== Data records ==
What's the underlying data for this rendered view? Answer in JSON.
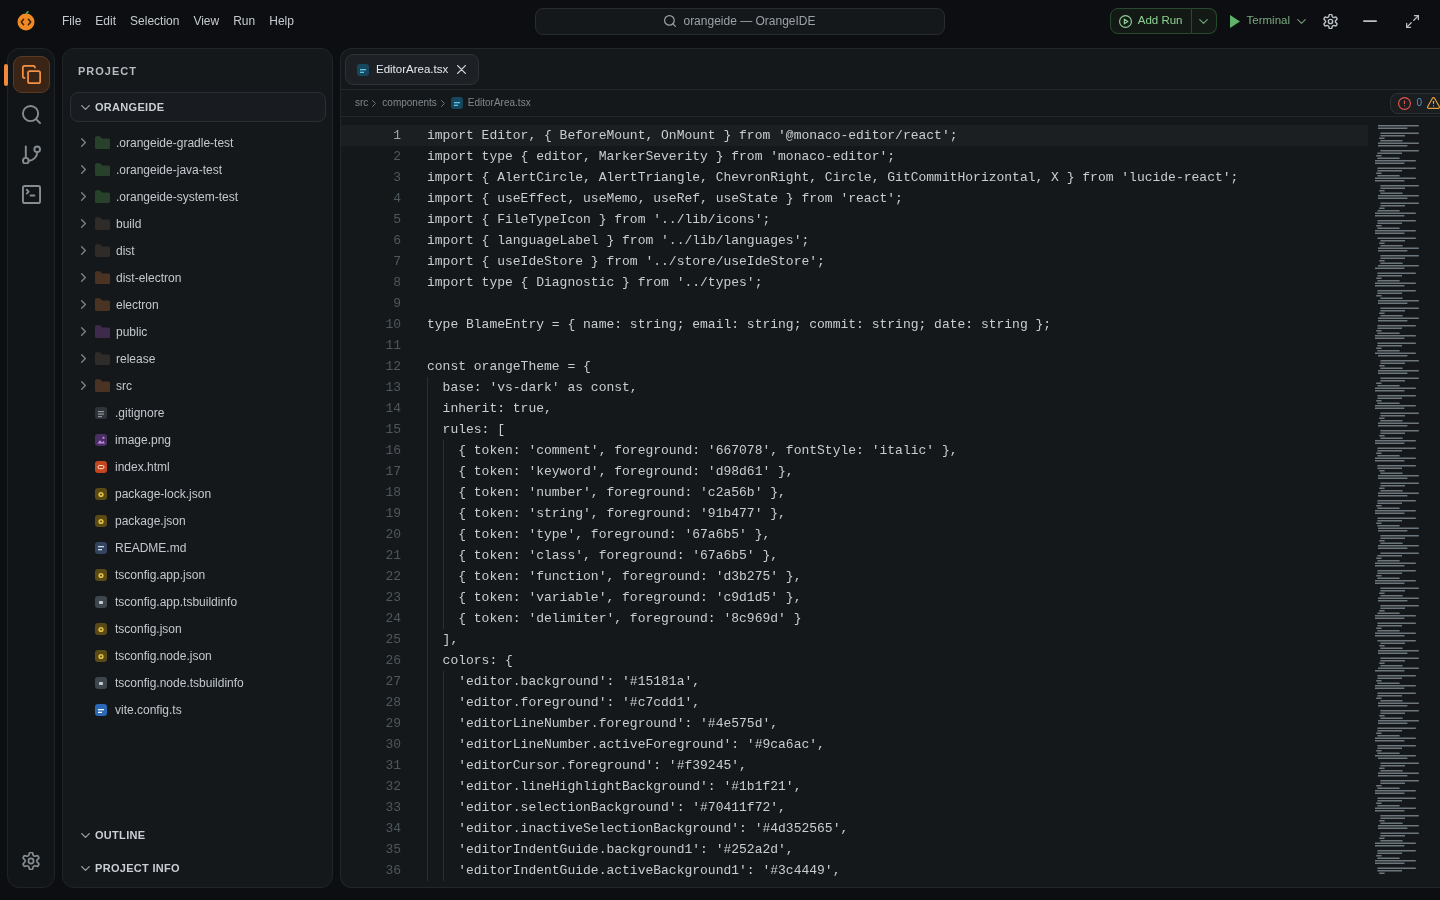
{
  "menu": [
    "File",
    "Edit",
    "Selection",
    "View",
    "Run",
    "Help"
  ],
  "command_center": {
    "title": "orangeide — OrangeIDE"
  },
  "run_controls": {
    "add_run": "Add Run",
    "terminal": "Terminal"
  },
  "activity_bar": {
    "items": [
      {
        "kind": "files",
        "selected": true
      },
      {
        "kind": "search",
        "selected": false
      },
      {
        "kind": "git",
        "selected": false
      },
      {
        "kind": "terminal",
        "selected": false
      }
    ]
  },
  "sidebar": {
    "title": "PROJECT",
    "root": {
      "name": "ORANGEIDE",
      "expanded": true,
      "children": [
        {
          "name": ".orangeide-gradle-test",
          "kind": "folder",
          "color": "#27412b",
          "expanded": false
        },
        {
          "name": ".orangeide-java-test",
          "kind": "folder",
          "color": "#27412b",
          "expanded": false
        },
        {
          "name": ".orangeide-system-test",
          "kind": "folder",
          "color": "#27412b",
          "expanded": false
        },
        {
          "name": "build",
          "kind": "folder",
          "color": "#2e2b28",
          "expanded": false
        },
        {
          "name": "dist",
          "kind": "folder",
          "color": "#2e2b28",
          "expanded": false
        },
        {
          "name": "dist-electron",
          "kind": "folder",
          "color": "#4a3322",
          "expanded": false
        },
        {
          "name": "electron",
          "kind": "folder",
          "color": "#4a3322",
          "expanded": false
        },
        {
          "name": "public",
          "kind": "folder",
          "color": "#3e2a4a",
          "expanded": false
        },
        {
          "name": "release",
          "kind": "folder",
          "color": "#2e2b28",
          "expanded": false
        },
        {
          "name": "src",
          "kind": "folder",
          "color": "#4a3322",
          "expanded": false
        },
        {
          "name": ".gitignore",
          "kind": "text"
        },
        {
          "name": "image.png",
          "kind": "image"
        },
        {
          "name": "index.html",
          "kind": "html"
        },
        {
          "name": "package-lock.json",
          "kind": "json"
        },
        {
          "name": "package.json",
          "kind": "json"
        },
        {
          "name": "README.md",
          "kind": "markdown"
        },
        {
          "name": "tsconfig.app.json",
          "kind": "json"
        },
        {
          "name": "tsconfig.app.tsbuildinfo",
          "kind": "buildinfo"
        },
        {
          "name": "tsconfig.json",
          "kind": "json"
        },
        {
          "name": "tsconfig.node.json",
          "kind": "json"
        },
        {
          "name": "tsconfig.node.tsbuildinfo",
          "kind": "buildinfo"
        },
        {
          "name": "vite.config.ts",
          "kind": "typescript"
        }
      ]
    },
    "sections": [
      {
        "title": "OUTLINE",
        "expanded": true
      },
      {
        "title": "PROJECT INFO",
        "expanded": true
      }
    ]
  },
  "editor": {
    "tabs": [
      {
        "label": "EditorArea.tsx",
        "kind": "tsx",
        "selected": true
      }
    ],
    "breadcrumb": [
      {
        "label": "src",
        "kind": "folder"
      },
      {
        "label": "components",
        "kind": "folder"
      },
      {
        "label": "EditorArea.tsx",
        "kind": "tsx"
      }
    ],
    "problems": {
      "errors": "0"
    },
    "lines": [
      {
        "number": "1",
        "text": "import Editor, { BeforeMount, OnMount } from '@monaco-editor/react';",
        "active": true
      },
      {
        "number": "2",
        "text": "import type { editor, MarkerSeverity } from 'monaco-editor';",
        "active": false
      },
      {
        "number": "3",
        "text": "import { AlertCircle, AlertTriangle, ChevronRight, Circle, GitCommitHorizontal, X } from 'lucide-react';",
        "active": false
      },
      {
        "number": "4",
        "text": "import { useEffect, useMemo, useRef, useState } from 'react';",
        "active": false
      },
      {
        "number": "5",
        "text": "import { FileTypeIcon } from '../lib/icons';",
        "active": false
      },
      {
        "number": "6",
        "text": "import { languageLabel } from '../lib/languages';",
        "active": false
      },
      {
        "number": "7",
        "text": "import { useIdeStore } from '../store/useIdeStore';",
        "active": false
      },
      {
        "number": "8",
        "text": "import type { Diagnostic } from '../types';",
        "active": false
      },
      {
        "number": "9",
        "active": false
      },
      {
        "number": "10",
        "text": "type BlameEntry = { name: string; email: string; commit: string; date: string };",
        "active": false
      },
      {
        "number": "11",
        "active": false
      },
      {
        "number": "12",
        "text": "const orangeTheme = {",
        "active": false
      },
      {
        "number": "13",
        "text": "  base: 'vs-dark' as const,",
        "active": false
      },
      {
        "number": "14",
        "text": "  inherit: true,",
        "active": false
      },
      {
        "number": "15",
        "text": "  rules: [",
        "active": false
      },
      {
        "number": "16",
        "text": "    { token: 'comment', foreground: '667078', fontStyle: 'italic' },",
        "active": false
      },
      {
        "number": "17",
        "text": "    { token: 'keyword', foreground: 'd98d61' },",
        "active": false
      },
      {
        "number": "18",
        "text": "    { token: 'number', foreground: 'c2a56b' },",
        "active": false
      },
      {
        "number": "19",
        "text": "    { token: 'string', foreground: '91b477' },",
        "active": false
      },
      {
        "number": "20",
        "text": "    { token: 'type', foreground: '67a6b5' },",
        "active": false
      },
      {
        "number": "21",
        "text": "    { token: 'class', foreground: '67a6b5' },",
        "active": false
      },
      {
        "number": "22",
        "text": "    { token: 'function', foreground: 'd3b275' },",
        "active": false
      },
      {
        "number": "23",
        "text": "    { token: 'variable', foreground: 'c9d1d5' },",
        "active": false
      },
      {
        "number": "24",
        "text": "    { token: 'delimiter', foreground: '8c969d' }",
        "active": false
      },
      {
        "number": "25",
        "text": "  ],",
        "active": false
      },
      {
        "number": "26",
        "text": "  colors: {",
        "active": false
      },
      {
        "number": "27",
        "text": "    'editor.background': '#15181a',",
        "active": false
      },
      {
        "number": "28",
        "text": "    'editor.foreground': '#c7cdd1',",
        "active": false
      },
      {
        "number": "29",
        "text": "    'editorLineNumber.foreground': '#4e575d',",
        "active": false
      },
      {
        "number": "30",
        "text": "    'editorLineNumber.activeForeground': '#9ca6ac',",
        "active": false
      },
      {
        "number": "31",
        "text": "    'editorCursor.foreground': '#f39245',",
        "active": false
      },
      {
        "number": "32",
        "text": "    'editor.lineHighlightBackground': '#1b1f21',",
        "active": false
      },
      {
        "number": "33",
        "text": "    'editor.selectionBackground': '#70411f72',",
        "active": false
      },
      {
        "number": "34",
        "text": "    'editor.inactiveSelectionBackground': '#4d352565',",
        "active": false
      },
      {
        "number": "35",
        "text": "    'editorIndentGuide.background1': '#252a2d',",
        "active": false
      },
      {
        "number": "36",
        "text": "    'editorIndentGuide.activeBackground1': '#3c4449',",
        "active": false
      }
    ]
  }
}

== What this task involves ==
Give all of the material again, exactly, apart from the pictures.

== Answer to this exercise ==
What's the underlying data for this rendered view? Answer in JSON.
{
  "menu": [
    "File",
    "Edit",
    "Selection",
    "View",
    "Run",
    "Help"
  ],
  "command_center": {
    "title": "orangeide — OrangeIDE"
  },
  "run_controls": {
    "add_run": "Add Run",
    "terminal": "Terminal"
  },
  "activity_bar": {
    "items": [
      {
        "kind": "files",
        "selected": true
      },
      {
        "kind": "search",
        "selected": false
      },
      {
        "kind": "git",
        "selected": false
      },
      {
        "kind": "terminal",
        "selected": false
      }
    ]
  },
  "sidebar": {
    "title": "PROJECT",
    "root": {
      "name": "ORANGEIDE",
      "expanded": true,
      "children": [
        {
          "name": ".orangeide-gradle-test",
          "kind": "folder",
          "color": "#27412b",
          "expanded": false
        },
        {
          "name": ".orangeide-java-test",
          "kind": "folder",
          "color": "#27412b",
          "expanded": false
        },
        {
          "name": ".orangeide-system-test",
          "kind": "folder",
          "color": "#27412b",
          "expanded": false
        },
        {
          "name": "build",
          "kind": "folder",
          "color": "#2e2b28",
          "expanded": false
        },
        {
          "name": "dist",
          "kind": "folder",
          "color": "#2e2b28",
          "expanded": false
        },
        {
          "name": "dist-electron",
          "kind": "folder",
          "color": "#4a3322",
          "expanded": false
        },
        {
          "name": "electron",
          "kind": "folder",
          "color": "#4a3322",
          "expanded": false
        },
        {
          "name": "public",
          "kind": "folder",
          "color": "#3e2a4a",
          "expanded": false
        },
        {
          "name": "release",
          "kind": "folder",
          "color": "#2e2b28",
          "expanded": false
        },
        {
          "name": "src",
          "kind": "folder",
          "color": "#4a3322",
          "expanded": false
        },
        {
          "name": ".gitignore",
          "kind": "text"
        },
        {
          "name": "image.png",
          "kind": "image"
        },
        {
          "name": "index.html",
          "kind": "html"
        },
        {
          "name": "package-lock.json",
          "kind": "json"
        },
        {
          "name": "package.json",
          "kind": "json"
        },
        {
          "name": "README.md",
          "kind": "markdown"
        },
        {
          "name": "tsconfig.app.json",
          "kind": "json"
        },
        {
          "name": "tsconfig.app.tsbuildinfo",
          "kind": "buildinfo"
        },
        {
          "name": "tsconfig.json",
          "kind": "json"
        },
        {
          "name": "tsconfig.node.json",
          "kind": "json"
        },
        {
          "name": "tsconfig.node.tsbuildinfo",
          "kind": "buildinfo"
        },
        {
          "name": "vite.config.ts",
          "kind": "typescript"
        }
      ]
    },
    "sections": [
      {
        "title": "OUTLINE",
        "expanded": true
      },
      {
        "title": "PROJECT INFO",
        "expanded": true
      }
    ]
  },
  "editor": {
    "tabs": [
      {
        "label": "EditorArea.tsx",
        "kind": "tsx",
        "selected": true
      }
    ],
    "breadcrumb": [
      {
        "label": "src",
        "kind": "folder"
      },
      {
        "label": "components",
        "kind": "folder"
      },
      {
        "label": "EditorArea.tsx",
        "kind": "tsx"
      }
    ],
    "problems": {
      "errors": "0"
    },
    "lines": [
      {
        "number": "1",
        "text": "import Editor, { BeforeMount, OnMount } from '@monaco-editor/react';",
        "active": true
      },
      {
        "number": "2",
        "text": "import type { editor, MarkerSeverity } from 'monaco-editor';",
        "active": false
      },
      {
        "number": "3",
        "text": "import { AlertCircle, AlertTriangle, ChevronRight, Circle, GitCommitHorizontal, X } from 'lucide-react';",
        "active": false
      },
      {
        "number": "4",
        "text": "import { useEffect, useMemo, useRef, useState } from 'react';",
        "active": false
      },
      {
        "number": "5",
        "text": "import { FileTypeIcon } from '../lib/icons';",
        "active": false
      },
      {
        "number": "6",
        "text": "import { languageLabel } from '../lib/languages';",
        "active": false
      },
      {
        "number": "7",
        "text": "import { useIdeStore } from '../store/useIdeStore';",
        "active": false
      },
      {
        "number": "8",
        "text": "import type { Diagnostic } from '../types';",
        "active": false
      },
      {
        "number": "9",
        "active": false
      },
      {
        "number": "10",
        "text": "type BlameEntry = { name: string; email: string; commit: string; date: string };",
        "active": false
      },
      {
        "number": "11",
        "active": false
      },
      {
        "number": "12",
        "text": "const orangeTheme = {",
        "active": false
      },
      {
        "number": "13",
        "text": "  base: 'vs-dark' as const,",
        "active": false
      },
      {
        "number": "14",
        "text": "  inherit: true,",
        "active": false
      },
      {
        "number": "15",
        "text": "  rules: [",
        "active": false
      },
      {
        "number": "16",
        "text": "    { token: 'comment', foreground: '667078', fontStyle: 'italic' },",
        "active": false
      },
      {
        "number": "17",
        "text": "    { token: 'keyword', foreground: 'd98d61' },",
        "active": false
      },
      {
        "number": "18",
        "text": "    { token: 'number', foreground: 'c2a56b' },",
        "active": false
      },
      {
        "number": "19",
        "text": "    { token: 'string', foreground: '91b477' },",
        "active": false
      },
      {
        "number": "20",
        "text": "    { token: 'type', foreground: '67a6b5' },",
        "active": false
      },
      {
        "number": "21",
        "text": "    { token: 'class', foreground: '67a6b5' },",
        "active": false
      },
      {
        "number": "22",
        "text": "    { token: 'function', foreground: 'd3b275' },",
        "active": false
      },
      {
        "number": "23",
        "text": "    { token: 'variable', foreground: 'c9d1d5' },",
        "active": false
      },
      {
        "number": "24",
        "text": "    { token: 'delimiter', foreground: '8c969d' }",
        "active": false
      },
      {
        "number": "25",
        "text": "  ],",
        "active": false
      },
      {
        "number": "26",
        "text": "  colors: {",
        "active": false
      },
      {
        "number": "27",
        "text": "    'editor.background': '#15181a',",
        "active": false
      },
      {
        "number": "28",
        "text": "    'editor.foreground': '#c7cdd1',",
        "active": false
      },
      {
        "number": "29",
        "text": "    'editorLineNumber.foreground': '#4e575d',",
        "active": false
      },
      {
        "number": "30",
        "text": "    'editorLineNumber.activeForeground': '#9ca6ac',",
        "active": false
      },
      {
        "number": "31",
        "text": "    'editorCursor.foreground': '#f39245',",
        "active": false
      },
      {
        "number": "32",
        "text": "    'editor.lineHighlightBackground': '#1b1f21',",
        "active": false
      },
      {
        "number": "33",
        "text": "    'editor.selectionBackground': '#70411f72',",
        "active": false
      },
      {
        "number": "34",
        "text": "    'editor.inactiveSelectionBackground': '#4d352565',",
        "active": false
      },
      {
        "number": "35",
        "text": "    'editorIndentGuide.background1': '#252a2d',",
        "active": false
      },
      {
        "number": "36",
        "text": "    'editorIndentGuide.activeBackground1': '#3c4449',",
        "active": false
      }
    ]
  }
}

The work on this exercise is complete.